Orange Is The New Black season finale recap: Toast Can't Never Be Bread Again
As much as we’d love for Lolly’s time machine to actually work, the fact is that it doesn’t. We can’t go back in time, and we can’t come back from this. It’s like the episode title says — toast can never be bread again. It’s past the point of no return.
Is Litchfield toast? It certainly seems that way. The prison was never meant to be warm and fuzzy, but the place we entered in season 1 is definitely not the place we’re leaving in season 4, where Poussey’s heartbreaking death is made even more heartbreaking in how she’s treated afterwards. Her body is left on the floor of the cafeteria as a pair of MCC corporate suits scramble to figure out how to spin what happened. They search her medical records to try and find an underlying health condition (nope). They search her prison records for a history of violent behavior (none). Caputo is told not to call the police, or even Poussey’s father, until they can craft a narrative that excuses MCC from any blame. Piscatella, too, tries to reframe what happened by spinning Poussey as a violent inmate who attacked a guard. “Don’t give them any time to start in with their victims’ rights crap,” he tells Caputo. “Our man was doing his job. This is not about race.”
Through all this, as Poussey is dead and everyone grapples with that loss, we also get to see her very much alive. We get a flashback of her visiting New York City with her friends and, after getting separated from them, having one of those epic, magical nights while trying to find them again. A pair of drag queens take her dancing after she asks to borrow one of their phones. She hitches a ride with a troupe of bicycle-riding monks who turn out to be part of an Improv Everywhere stunt. At one point, she even crosses paths with Bayley on the street, neither knowing their fates will soon collide in such a tragic way.
It makes the present-day timeline feel that much more cruel. Her friends sit shiva in the yard. Soso drinks to numb her pain, and Suzanne tries to understand Poussey’s suffering by weighing herself down with books and then an entire library bookshelf (the latter move sends her to medical, where she’s placed next to Kukudio, her face still beaten and bruised from their fight). Judy King packs her stuff to be released; her paperwork backdated — hello, celebrity treatment! — so she’s not tied to the previous night’s events. Red gathers her girls by the garden, reads to them from a book Poussey gave her, and gives them tasks to keep them busy and away from the riot she knows is looming. And Alex admits she’s been hiding notes around the prison with Aydin’s name, so his body can be identified. “He was a person,” she tells Piper. “No one should die without a name.”
Taystee, grieving but wanting to keep busy, goes into work at Caputo’s office. He asks her what she saw in the cafeteria that night. She cuts right to the heart of it: “What are you asking me, if she deserved to die?!” Poussey wasn’t aggressive, and she didn’t have a knife, she adds, but even if she did that doesn’t justify her murder.

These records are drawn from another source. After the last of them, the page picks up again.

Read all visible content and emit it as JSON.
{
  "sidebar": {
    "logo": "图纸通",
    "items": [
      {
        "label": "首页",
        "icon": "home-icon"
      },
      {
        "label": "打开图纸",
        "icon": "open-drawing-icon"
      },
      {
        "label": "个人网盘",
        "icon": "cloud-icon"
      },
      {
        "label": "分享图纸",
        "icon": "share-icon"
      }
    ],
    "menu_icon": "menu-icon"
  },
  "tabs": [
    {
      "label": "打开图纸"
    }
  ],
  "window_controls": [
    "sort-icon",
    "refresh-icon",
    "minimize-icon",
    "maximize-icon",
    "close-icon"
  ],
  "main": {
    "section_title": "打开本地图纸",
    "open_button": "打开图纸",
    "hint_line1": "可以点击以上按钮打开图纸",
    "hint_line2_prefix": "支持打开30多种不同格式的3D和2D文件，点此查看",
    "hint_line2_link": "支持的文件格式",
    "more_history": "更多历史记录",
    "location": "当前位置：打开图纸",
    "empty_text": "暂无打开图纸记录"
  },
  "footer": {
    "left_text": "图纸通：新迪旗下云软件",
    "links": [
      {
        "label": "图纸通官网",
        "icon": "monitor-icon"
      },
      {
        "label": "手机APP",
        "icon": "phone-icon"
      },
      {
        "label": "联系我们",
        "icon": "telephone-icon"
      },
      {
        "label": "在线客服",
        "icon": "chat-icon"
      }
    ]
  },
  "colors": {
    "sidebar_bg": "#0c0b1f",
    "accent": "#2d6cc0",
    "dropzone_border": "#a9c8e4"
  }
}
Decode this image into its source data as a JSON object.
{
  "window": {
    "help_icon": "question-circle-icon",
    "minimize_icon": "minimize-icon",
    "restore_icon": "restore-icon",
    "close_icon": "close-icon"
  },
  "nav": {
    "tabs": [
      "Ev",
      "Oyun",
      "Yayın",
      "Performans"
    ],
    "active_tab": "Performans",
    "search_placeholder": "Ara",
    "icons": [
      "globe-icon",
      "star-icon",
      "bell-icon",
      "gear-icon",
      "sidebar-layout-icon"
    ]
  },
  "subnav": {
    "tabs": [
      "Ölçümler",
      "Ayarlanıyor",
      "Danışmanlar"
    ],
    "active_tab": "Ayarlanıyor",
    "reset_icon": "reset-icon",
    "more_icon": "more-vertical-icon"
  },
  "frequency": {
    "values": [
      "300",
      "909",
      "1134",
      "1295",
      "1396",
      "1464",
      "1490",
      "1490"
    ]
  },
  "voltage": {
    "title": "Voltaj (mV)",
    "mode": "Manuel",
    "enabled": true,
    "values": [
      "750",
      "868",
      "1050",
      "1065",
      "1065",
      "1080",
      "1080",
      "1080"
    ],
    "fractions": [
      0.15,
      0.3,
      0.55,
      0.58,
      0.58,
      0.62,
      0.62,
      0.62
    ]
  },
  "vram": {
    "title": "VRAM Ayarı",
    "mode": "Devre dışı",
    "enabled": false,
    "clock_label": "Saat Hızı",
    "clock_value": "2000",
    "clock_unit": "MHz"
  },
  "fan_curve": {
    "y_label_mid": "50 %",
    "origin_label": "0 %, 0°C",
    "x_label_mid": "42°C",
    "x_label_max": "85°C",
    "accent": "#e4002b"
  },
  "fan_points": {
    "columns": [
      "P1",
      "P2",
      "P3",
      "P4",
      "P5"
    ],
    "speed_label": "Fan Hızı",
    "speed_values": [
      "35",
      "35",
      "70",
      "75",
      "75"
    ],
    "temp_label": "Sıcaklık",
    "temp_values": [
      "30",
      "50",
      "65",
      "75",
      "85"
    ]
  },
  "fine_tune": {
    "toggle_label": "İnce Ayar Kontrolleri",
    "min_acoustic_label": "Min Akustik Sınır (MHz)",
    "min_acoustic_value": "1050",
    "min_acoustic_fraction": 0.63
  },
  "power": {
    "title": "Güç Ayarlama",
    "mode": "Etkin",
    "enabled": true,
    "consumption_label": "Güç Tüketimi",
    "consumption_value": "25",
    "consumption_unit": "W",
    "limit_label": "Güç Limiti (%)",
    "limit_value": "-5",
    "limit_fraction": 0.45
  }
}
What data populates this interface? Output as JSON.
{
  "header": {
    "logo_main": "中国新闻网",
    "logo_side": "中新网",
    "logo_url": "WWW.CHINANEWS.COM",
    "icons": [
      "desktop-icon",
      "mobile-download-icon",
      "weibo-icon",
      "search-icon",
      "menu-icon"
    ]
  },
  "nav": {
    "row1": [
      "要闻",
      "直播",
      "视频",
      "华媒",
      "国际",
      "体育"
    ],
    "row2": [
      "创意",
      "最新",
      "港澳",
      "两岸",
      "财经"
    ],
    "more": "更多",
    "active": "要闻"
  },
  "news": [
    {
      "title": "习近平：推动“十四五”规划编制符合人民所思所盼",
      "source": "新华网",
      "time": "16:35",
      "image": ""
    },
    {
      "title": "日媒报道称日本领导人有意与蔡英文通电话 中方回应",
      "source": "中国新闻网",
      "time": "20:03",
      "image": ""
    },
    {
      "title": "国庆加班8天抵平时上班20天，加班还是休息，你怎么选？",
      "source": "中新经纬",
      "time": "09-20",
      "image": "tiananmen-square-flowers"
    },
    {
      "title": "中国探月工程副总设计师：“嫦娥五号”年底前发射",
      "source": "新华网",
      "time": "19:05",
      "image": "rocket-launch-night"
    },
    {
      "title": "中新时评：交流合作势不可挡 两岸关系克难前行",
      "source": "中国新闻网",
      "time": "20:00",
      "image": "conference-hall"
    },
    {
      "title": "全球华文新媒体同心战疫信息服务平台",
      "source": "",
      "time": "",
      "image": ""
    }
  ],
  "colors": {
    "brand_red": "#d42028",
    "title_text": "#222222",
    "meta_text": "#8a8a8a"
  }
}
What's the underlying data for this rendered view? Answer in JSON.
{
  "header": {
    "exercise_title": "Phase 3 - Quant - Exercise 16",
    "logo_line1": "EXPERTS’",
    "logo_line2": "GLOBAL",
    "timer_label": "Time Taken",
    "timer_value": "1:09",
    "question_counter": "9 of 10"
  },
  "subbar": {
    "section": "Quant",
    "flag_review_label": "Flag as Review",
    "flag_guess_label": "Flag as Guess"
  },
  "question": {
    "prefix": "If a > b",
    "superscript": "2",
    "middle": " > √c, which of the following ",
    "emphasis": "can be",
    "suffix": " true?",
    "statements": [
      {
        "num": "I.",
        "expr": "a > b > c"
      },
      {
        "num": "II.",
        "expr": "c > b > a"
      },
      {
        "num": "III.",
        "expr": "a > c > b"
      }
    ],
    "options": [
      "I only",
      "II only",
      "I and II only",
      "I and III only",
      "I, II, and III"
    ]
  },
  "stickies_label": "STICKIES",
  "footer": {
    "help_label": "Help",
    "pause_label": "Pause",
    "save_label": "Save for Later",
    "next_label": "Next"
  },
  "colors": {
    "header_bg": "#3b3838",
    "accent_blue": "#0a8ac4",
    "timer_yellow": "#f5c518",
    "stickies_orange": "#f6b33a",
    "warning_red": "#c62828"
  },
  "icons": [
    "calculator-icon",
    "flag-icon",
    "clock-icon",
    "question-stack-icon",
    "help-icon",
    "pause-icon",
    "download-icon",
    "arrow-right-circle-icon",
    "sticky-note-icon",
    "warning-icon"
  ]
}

That doesn’t stop Caputo from giving a statement to the press where he doesn’t paint Bayley as a monster like MCC wanted him to, but still essentially defends him (he’ll be temporarily suspended but can return to work) and doesn’t ever mention Poussey by name, thereby erasing her from the story. The other women are on lockdown in their dorms, but the outside world sees it on the news — Aleida on her couch, Healy in his mental health facility — and Taystee overhears while listening from the desk area she used as Caputo’s administrative assistant. Furious, she sets back to her dorm to call for action and the other dorms follow suit, each group arming themselves and pouring out into the halls ready to riot.
Piper and Alex get caught in it while burning the notes with Kubra’s name, and the same with Judy King just as she’s about to get out for good. CO Humphrey pulls the gun he illegally snuck into the prison but Maritza pushes him and it slides across the floor, ending up in Daya’s hands. She aims at his head, everyone yells as the camera spins around her, but we don’t see if she pulls the trigger. Instead, we end with a final look at Poussey on that night in New York City, smiling directly at the camera — youthful, happy, and full of life.
Jenji Kohan’s absorbing ensemble dramedy, based on Piper Kerman’s memoir of the same name, takes viewers inside the walls of Litchfield, a minimum security women’s prison where nothing’s as simple as it seems—especially the inmates.